The question is: does the coined word 'chessfriend' ring true? Can chessplayers ever really be friends with each other? OK - I realise I am laying it on a bit thick with the cynicism here - yes, of course they can. I have many chess friends... I think. But do you ever really forgive your best chess mates for those heart-breaking defeats they inflicted on you decades ago? Or, indeed, are the words of congratulation you offer them when they achieve some huge chess success and you finish on 3/9 really sincere? Be honest: somewhere deep down, underneath the grafted-on civility and rictus smile of the sporting loser, are you absolutely sure there are no vestiges of the appalling brat who used to hurl pieces and/or abuse across the room when he lost? Of course, the vast majority of us grow out of such behaviour when we start playing in public but I am so glad they didn't have camcorders and YouTube when I was a kid.
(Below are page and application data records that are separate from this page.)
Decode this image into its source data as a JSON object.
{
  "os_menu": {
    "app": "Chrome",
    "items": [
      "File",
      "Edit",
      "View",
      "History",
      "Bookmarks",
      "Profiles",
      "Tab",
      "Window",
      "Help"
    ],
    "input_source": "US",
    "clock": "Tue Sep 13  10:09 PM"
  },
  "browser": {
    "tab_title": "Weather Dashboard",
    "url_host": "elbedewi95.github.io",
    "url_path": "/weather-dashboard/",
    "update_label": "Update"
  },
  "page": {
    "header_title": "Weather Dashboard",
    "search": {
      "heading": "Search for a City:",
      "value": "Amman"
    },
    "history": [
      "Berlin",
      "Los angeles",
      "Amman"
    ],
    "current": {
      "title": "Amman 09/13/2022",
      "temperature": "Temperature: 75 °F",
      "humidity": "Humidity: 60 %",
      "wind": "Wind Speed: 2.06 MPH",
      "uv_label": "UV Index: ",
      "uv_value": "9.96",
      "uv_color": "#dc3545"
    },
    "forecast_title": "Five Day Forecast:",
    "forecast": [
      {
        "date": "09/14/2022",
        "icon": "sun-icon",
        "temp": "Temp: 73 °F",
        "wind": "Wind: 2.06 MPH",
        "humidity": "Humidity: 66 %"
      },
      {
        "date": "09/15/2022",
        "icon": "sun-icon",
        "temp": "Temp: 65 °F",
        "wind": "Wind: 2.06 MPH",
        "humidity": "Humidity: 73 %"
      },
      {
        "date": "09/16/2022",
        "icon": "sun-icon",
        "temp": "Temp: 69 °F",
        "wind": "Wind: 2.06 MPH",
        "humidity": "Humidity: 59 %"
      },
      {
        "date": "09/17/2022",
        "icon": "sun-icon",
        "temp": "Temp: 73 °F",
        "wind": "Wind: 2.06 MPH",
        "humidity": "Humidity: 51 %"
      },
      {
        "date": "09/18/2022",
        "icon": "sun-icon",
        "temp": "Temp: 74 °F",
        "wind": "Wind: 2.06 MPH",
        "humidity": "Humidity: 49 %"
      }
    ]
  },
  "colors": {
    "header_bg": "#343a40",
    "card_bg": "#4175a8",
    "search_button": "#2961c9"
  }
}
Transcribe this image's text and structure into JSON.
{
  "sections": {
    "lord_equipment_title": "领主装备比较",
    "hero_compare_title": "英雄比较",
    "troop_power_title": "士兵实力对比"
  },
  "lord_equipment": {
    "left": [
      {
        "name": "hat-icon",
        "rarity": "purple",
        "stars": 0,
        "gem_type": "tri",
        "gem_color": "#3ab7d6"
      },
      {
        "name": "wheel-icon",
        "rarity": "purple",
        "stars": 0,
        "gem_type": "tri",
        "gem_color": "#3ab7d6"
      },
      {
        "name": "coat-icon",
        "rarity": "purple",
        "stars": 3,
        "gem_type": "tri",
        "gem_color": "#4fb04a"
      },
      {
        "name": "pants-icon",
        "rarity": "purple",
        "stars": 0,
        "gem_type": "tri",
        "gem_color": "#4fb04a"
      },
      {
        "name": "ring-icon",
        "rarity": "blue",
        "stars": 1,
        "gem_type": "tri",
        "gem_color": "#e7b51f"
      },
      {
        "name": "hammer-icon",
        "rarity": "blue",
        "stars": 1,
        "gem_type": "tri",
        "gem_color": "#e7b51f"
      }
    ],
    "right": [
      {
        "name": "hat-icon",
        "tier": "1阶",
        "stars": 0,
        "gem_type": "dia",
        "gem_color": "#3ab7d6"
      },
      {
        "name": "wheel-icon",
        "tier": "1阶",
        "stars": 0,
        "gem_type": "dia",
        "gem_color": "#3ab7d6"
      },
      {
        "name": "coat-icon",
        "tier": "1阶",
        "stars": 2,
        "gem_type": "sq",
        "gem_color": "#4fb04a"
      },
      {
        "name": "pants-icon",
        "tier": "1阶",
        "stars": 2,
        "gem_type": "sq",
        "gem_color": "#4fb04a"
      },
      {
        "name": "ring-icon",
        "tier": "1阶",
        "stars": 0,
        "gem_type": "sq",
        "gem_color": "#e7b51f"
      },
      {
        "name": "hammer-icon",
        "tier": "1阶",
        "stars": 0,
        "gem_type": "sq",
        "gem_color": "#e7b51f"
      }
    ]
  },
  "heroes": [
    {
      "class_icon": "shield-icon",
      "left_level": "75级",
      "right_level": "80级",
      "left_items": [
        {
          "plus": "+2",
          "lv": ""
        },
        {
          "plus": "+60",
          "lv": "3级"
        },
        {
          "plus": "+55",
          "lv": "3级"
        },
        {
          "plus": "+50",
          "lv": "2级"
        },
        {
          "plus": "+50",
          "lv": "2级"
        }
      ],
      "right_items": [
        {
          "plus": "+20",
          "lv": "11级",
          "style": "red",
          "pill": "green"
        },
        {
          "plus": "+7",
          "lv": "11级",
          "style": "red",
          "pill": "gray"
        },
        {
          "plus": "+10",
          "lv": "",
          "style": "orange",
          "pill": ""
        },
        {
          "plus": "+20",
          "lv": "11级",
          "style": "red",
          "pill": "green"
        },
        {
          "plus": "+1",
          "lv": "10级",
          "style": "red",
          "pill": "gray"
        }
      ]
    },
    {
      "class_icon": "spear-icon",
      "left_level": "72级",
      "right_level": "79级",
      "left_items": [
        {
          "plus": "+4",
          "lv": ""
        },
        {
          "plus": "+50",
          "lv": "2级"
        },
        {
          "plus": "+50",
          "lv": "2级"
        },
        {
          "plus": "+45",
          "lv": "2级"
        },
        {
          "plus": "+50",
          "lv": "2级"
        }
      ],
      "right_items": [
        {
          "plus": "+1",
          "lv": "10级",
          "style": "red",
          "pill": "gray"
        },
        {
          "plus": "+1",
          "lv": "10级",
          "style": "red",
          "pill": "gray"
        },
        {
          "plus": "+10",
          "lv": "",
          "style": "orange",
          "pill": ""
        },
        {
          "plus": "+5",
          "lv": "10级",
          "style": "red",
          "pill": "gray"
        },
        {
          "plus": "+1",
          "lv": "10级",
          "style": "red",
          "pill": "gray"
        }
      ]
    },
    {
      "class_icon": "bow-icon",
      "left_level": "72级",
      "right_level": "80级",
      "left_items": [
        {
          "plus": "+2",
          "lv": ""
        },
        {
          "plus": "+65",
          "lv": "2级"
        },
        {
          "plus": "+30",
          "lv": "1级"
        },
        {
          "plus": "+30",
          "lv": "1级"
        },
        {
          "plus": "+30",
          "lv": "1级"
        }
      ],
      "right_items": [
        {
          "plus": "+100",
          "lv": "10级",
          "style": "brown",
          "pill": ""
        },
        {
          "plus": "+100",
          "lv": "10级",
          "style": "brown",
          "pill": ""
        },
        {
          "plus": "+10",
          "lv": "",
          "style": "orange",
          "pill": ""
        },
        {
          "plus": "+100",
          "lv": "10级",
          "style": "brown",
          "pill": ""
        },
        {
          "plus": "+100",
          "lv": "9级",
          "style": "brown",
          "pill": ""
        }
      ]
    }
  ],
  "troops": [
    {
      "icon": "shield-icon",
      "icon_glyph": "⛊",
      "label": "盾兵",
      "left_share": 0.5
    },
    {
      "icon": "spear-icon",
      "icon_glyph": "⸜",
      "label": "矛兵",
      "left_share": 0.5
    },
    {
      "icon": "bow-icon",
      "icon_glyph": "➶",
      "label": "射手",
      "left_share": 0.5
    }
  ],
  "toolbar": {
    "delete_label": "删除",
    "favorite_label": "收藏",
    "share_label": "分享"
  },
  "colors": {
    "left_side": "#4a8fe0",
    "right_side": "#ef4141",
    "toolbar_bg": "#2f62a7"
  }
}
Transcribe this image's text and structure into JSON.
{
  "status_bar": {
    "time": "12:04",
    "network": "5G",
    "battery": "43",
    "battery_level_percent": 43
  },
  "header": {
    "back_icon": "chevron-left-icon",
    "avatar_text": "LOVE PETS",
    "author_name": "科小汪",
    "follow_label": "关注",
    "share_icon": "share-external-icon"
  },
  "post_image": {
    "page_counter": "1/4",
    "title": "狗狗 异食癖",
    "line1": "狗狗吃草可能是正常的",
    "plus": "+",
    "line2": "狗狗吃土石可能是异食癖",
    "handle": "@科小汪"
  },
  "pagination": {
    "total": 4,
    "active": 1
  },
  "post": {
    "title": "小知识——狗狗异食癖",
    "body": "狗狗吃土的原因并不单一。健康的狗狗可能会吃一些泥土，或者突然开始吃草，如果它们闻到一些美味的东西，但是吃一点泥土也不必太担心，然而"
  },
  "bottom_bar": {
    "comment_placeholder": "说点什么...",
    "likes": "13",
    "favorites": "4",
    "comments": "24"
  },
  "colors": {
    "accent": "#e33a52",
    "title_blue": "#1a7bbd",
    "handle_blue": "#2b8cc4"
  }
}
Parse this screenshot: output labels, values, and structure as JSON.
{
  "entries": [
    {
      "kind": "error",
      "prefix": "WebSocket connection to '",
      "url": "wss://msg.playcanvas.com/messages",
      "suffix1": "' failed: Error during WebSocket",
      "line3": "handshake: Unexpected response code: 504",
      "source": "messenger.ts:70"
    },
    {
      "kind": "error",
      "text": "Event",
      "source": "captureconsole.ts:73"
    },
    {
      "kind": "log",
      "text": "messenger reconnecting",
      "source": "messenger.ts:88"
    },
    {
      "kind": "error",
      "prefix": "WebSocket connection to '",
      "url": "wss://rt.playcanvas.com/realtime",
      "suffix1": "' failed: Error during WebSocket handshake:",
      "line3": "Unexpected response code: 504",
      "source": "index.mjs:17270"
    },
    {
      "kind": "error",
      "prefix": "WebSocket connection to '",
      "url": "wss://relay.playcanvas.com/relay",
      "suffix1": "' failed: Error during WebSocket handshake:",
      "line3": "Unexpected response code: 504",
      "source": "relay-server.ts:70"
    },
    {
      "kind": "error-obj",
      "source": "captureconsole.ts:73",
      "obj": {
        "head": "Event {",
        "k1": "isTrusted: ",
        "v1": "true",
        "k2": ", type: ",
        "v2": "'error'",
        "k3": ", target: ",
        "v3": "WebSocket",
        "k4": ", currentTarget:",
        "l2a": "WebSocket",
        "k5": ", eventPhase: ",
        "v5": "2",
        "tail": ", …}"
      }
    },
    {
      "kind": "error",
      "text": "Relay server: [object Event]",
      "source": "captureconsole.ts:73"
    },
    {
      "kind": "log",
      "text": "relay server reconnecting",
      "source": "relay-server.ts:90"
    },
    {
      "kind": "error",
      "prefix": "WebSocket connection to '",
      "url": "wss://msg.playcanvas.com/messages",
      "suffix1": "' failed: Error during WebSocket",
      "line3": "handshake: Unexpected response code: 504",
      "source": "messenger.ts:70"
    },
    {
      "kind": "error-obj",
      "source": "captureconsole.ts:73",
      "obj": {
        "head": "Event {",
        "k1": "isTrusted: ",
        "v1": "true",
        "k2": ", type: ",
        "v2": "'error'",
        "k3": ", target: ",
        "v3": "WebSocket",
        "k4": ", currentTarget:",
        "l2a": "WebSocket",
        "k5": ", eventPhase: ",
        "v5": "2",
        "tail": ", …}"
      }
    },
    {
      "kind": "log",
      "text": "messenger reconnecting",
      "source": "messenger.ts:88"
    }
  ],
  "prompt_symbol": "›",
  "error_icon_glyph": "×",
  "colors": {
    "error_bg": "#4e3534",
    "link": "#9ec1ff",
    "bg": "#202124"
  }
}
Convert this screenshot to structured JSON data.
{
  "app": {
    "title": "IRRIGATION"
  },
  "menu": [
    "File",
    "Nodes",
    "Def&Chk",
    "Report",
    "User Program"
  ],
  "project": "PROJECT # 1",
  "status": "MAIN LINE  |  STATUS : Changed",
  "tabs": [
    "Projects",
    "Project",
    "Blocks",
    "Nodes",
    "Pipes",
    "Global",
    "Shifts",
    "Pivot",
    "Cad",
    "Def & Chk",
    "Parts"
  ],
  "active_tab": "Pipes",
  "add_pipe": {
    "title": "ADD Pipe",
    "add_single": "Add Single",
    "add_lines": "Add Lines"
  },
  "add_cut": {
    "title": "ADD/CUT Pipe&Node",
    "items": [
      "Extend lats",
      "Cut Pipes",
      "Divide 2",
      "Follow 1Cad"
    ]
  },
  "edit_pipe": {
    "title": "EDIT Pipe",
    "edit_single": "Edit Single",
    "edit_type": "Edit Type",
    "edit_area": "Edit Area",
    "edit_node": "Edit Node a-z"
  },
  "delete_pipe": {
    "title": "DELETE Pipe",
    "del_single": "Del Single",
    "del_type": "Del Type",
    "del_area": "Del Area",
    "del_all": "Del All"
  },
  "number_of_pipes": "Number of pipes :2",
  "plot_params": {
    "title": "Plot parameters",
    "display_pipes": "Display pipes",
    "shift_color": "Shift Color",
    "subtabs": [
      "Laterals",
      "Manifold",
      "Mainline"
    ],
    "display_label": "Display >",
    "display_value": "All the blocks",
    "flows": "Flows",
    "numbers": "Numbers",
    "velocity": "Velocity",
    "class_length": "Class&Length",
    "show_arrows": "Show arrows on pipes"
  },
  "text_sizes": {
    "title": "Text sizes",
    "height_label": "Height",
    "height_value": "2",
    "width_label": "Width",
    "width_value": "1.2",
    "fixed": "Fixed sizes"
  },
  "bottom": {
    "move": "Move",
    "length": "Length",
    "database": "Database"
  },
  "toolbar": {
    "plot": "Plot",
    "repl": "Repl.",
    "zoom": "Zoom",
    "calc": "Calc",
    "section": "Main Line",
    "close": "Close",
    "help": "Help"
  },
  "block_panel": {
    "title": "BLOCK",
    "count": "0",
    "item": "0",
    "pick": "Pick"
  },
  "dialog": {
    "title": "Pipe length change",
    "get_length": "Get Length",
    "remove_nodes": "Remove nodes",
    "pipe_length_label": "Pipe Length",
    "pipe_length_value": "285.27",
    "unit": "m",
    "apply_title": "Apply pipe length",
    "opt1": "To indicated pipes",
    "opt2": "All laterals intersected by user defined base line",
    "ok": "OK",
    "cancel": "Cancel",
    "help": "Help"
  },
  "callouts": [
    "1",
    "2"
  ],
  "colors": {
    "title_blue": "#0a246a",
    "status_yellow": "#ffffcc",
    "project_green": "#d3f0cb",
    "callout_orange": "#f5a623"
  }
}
THE CHESSFRIEND'S REVENGE
Naturally I wanted this massive sporting achievement to be recorded for posterity and had brought my camera. When my time came to go up onto the stage to receive the cheque and acknowledge the rapturous applause of the audience, I handed the camera to my best chessfriend to take my picture. Poor chap, he had finished nowhere in the tournament, but he seemed more than happy to help out with the photography and doubtless added some kind words of congratulation on my success, being the good and true chessfriend that he is. By the same token, I've no doubt I passed on my sincerest, heartfelt commiserations to him, wishing him 'better luck next time, old man'.
TAKING THE MICKEY
A week or so later I collected the photos from Boots. At first sight they seemed perfectly fine. It was only later when I showed them to the same chessfriend - and he collapsed laughing - that I realise I'd had the Mickey Adams well and truly taken out of me. Ten out of ten to him for his ingenuity and ability to frame a photo. In the immortal words of Michael Bates as Ranji Ram in the old British sitcom It Ain't Half Hot, Mum, "it is serving me right for being clever dickie."
Here's the photo (only native speakers of British English, and possibly Aussies and Kiwis, are likely to get the joke)...
John Saunders (left) receiving a prize from William Hartston at the 1982 Berks and Bucks Chess Congress. But the photograph doesn't really need a second caption, does it?